→ Exercise prompt:
Repeat each record word for word.

(Data about app and page elements)
>>>>

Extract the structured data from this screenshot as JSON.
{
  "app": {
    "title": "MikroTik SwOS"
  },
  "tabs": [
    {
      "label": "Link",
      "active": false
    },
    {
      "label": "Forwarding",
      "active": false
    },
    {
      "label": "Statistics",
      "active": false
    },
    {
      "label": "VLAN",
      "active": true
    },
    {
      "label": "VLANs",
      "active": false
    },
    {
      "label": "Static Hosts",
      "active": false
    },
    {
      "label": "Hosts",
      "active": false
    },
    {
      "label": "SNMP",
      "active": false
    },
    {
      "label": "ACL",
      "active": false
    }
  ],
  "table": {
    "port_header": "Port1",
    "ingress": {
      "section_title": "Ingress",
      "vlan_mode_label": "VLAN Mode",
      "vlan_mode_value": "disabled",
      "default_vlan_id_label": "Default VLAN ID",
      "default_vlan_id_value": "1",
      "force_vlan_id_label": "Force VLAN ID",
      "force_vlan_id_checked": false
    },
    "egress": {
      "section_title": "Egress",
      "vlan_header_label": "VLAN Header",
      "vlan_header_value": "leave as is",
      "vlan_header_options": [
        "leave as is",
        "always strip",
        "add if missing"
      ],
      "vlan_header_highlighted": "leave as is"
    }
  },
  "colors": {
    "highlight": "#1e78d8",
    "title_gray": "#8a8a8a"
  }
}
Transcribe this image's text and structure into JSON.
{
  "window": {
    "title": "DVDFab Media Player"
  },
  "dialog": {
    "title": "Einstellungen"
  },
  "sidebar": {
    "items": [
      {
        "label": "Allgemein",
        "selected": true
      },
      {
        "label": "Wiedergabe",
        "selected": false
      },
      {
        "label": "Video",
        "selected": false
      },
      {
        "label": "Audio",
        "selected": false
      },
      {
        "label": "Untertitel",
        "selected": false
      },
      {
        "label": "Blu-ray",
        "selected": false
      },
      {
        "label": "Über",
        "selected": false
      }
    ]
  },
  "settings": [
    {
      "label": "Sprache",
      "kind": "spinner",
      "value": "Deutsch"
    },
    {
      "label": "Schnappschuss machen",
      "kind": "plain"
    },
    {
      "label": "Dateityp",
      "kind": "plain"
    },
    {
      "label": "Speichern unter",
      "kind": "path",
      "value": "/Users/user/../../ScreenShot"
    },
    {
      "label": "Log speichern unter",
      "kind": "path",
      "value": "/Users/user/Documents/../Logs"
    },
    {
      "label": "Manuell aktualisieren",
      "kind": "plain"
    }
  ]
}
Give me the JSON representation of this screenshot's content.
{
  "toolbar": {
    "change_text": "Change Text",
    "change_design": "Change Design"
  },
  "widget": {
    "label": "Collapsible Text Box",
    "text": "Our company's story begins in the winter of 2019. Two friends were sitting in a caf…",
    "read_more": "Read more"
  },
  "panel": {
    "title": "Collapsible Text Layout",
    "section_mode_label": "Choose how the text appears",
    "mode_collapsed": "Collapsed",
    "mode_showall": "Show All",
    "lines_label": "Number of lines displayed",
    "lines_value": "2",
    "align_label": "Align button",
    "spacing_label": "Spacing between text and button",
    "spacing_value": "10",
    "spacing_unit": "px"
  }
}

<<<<

→ Task output:
Extract the structured data from this screenshot as JSON.
{
  "app": {
    "title": "MikroTik SwOS"
  },
  "tabs": [
    {
      "label": "Link",
      "active": false
    },
    {
      "label": "Forwarding",
      "active": false
    },
    {
      "label": "Statistics",
      "active": false
    },
    {
      "label": "VLAN",
      "active": true
    },
    {
      "label": "VLANs",
      "active": false
    },
    {
      "label": "Static Hosts",
      "active": false
    },
    {
      "label": "Hosts",
      "active": false
    },
    {
      "label": "SNMP",
      "active": false
    },
    {
      "label": "ACL",
      "active": false
    }
  ],
  "table": {
    "port_header": "Port1",
    "ingress": {
      "section_title": "Ingress",
      "vlan_mode_label": "VLAN Mode",
      "vlan_mode_value": "disabled",
      "default_vlan_id_label": "Default VLAN ID",
      "default_vlan_id_value": "1",
      "force_vlan_id_label": "Force VLAN ID",
      "force_vlan_id_checked": false
    },
    "egress": {
      "section_title": "Egress",
      "vlan_header_label": "VLAN Header",
      "vlan_header_value": "leave as is",
      "vlan_header_options": [
        "leave as is",
        "always strip",
        "add if missing"
      ],
      "vlan_header_highlighted": "leave as is"
    }
  },
  "colors": {
    "highlight": "#1e78d8",
    "title_gray": "#8a8a8a"
  }
}
Transcribe this image's text and structure into JSON.
{
  "window": {
    "title": "DVDFab Media Player"
  },
  "dialog": {
    "title": "Einstellungen"
  },
  "sidebar": {
    "items": [
      {
        "label": "Allgemein",
        "selected": true
      },
      {
        "label": "Wiedergabe",
        "selected": false
      },
      {
        "label": "Video",
        "selected": false
      },
      {
        "label": "Audio",
        "selected": false
      },
      {
        "label": "Untertitel",
        "selected": false
      },
      {
        "label": "Blu-ray",
        "selected": false
      },
      {
        "label": "Über",
        "selected": false
      }
    ]
  },
  "settings": [
    {
      "label": "Sprache",
      "kind": "spinner",
      "value": "Deutsch"
    },
    {
      "label": "Schnappschuss machen",
      "kind": "plain"
    },
    {
      "label": "Dateityp",
      "kind": "plain"
    },
    {
      "label": "Speichern unter",
      "kind": "path",
      "value": "/Users/user/../../ScreenShot"
    },
    {
      "label": "Log speichern unter",
      "kind": "path",
      "value": "/Users/user/Documents/../Logs"
    },
    {
      "label": "Manuell aktualisieren",
      "kind": "plain"
    }
  ]
}
Give me the JSON representation of this screenshot's content.
{
  "toolbar": {
    "change_text": "Change Text",
    "change_design": "Change Design"
  },
  "widget": {
    "label": "Collapsible Text Box",
    "text": "Our company's story begins in the winter of 2019. Two friends were sitting in a caf…",
    "read_more": "Read more"
  },
  "panel": {
    "title": "Collapsible Text Layout",
    "section_mode_label": "Choose how the text appears",
    "mode_collapsed": "Collapsed",
    "mode_showall": "Show All",
    "lines_label": "Number of lines displayed",
    "lines_value": "2",
    "align_label": "Align button",
    "spacing_label": "Spacing between text and button",
    "spacing_value": "10",
    "spacing_unit": "px"
  }
}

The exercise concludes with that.